Infants exposed to nurturing touch are more likely to develop into stress-resilient adults even if they were born with risk factors for stress-related problems! The infants who benefit from affection the most are infants who have "difficult" temperaments. Physical contact has stress-busting chemicals that lower cortisol levels and have a calming effect in infants.
Breastfeeding and co-sleeping, defined as an infant sleeping in the same room or bed as the parents, during the first 6 months of life impacts infant cortisol regulation over time.
A study from the Developmental Psychology, Behavioural Science Institute in the Netherlands found that even after controlling for maternal sensitivity, infant attachment status, feeding, and sleeping arrangements at 12 months of age the more weeks an infant spent co-sleeping and breastfeeding predicted lower infant cortisol reactivity to the strange situation test. In the early months of your baby’s life, proximity matters!
Listen to your baby
Unwanted touch or overstimulation can be just as stressful to an infant. Get to know what kind of touch your child likes and adjust your approach based on your infants' cues.

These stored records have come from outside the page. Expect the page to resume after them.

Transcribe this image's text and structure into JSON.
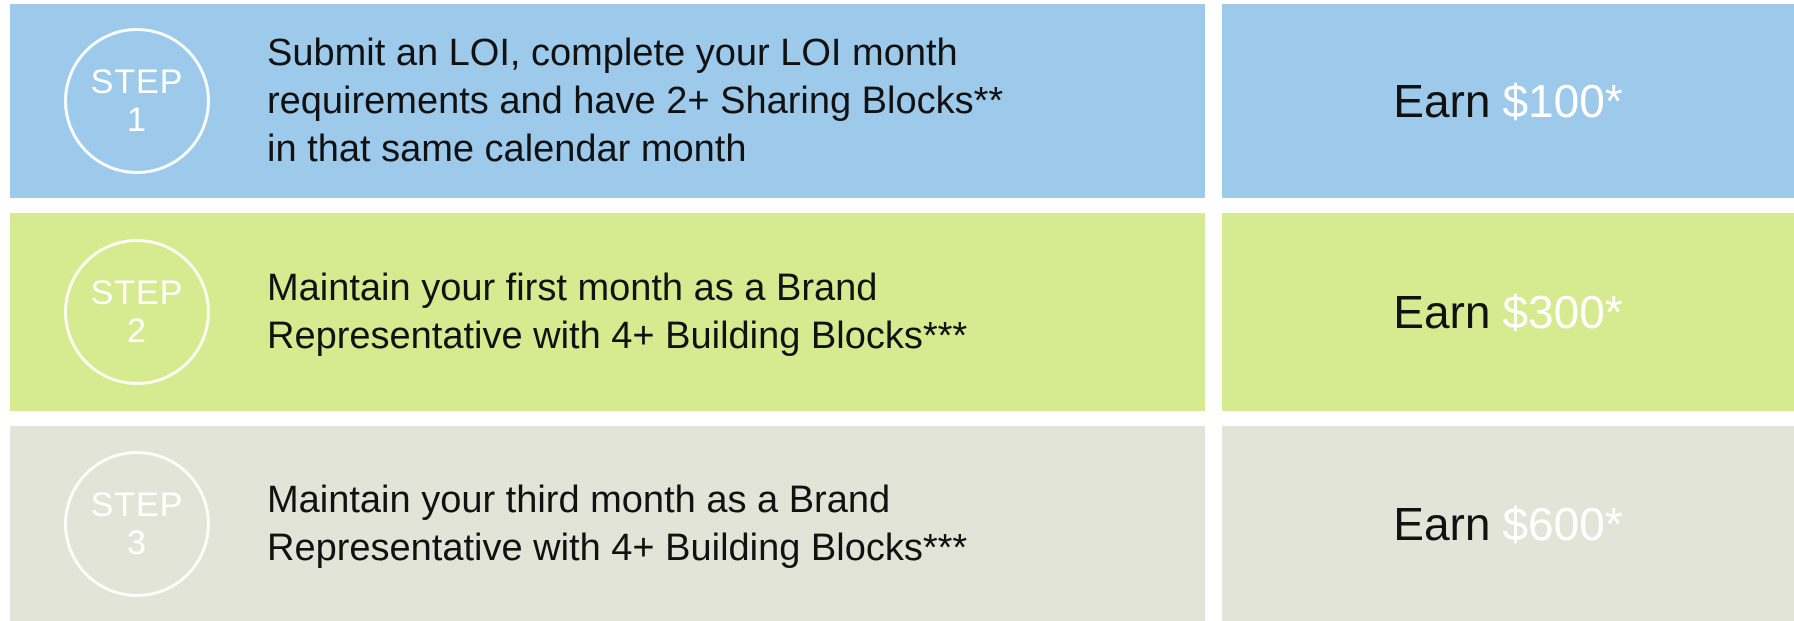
{
  "steps": [
    {
      "step_label": "STEP",
      "step_number": "1",
      "description": "Submit an LOI, complete your LOI month\nrequirements and have 2+ Sharing Blocks**\nin that same calendar month",
      "earn_label": "Earn",
      "amount": "$100*"
    },
    {
      "step_label": "STEP",
      "step_number": "2",
      "description": "Maintain your first month as a Brand\nRepresentative with 4+ Building Blocks***",
      "earn_label": "Earn",
      "amount": "$300*"
    },
    {
      "step_label": "STEP",
      "step_number": "3",
      "description": "Maintain your third month as a Brand\nRepresentative with 4+ Building Blocks***",
      "earn_label": "Earn",
      "amount": "$600*"
    }
  ],
  "colors": {
    "row_1": "#9dcaea",
    "row_2": "#d6ea8f",
    "row_3": "#e3e4d8",
    "text": "#111111",
    "accent": "#ffffff"
  }
}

Studies have found that physical contact during a bath, talking to your baby while touching them, and singing regulate cortisol levels after a stressful event.
If you are finding it difficult to connect with your infant or are experiencing signs of depression, anxiety, or overwhelm, please reach out to someone you trust and ask for help.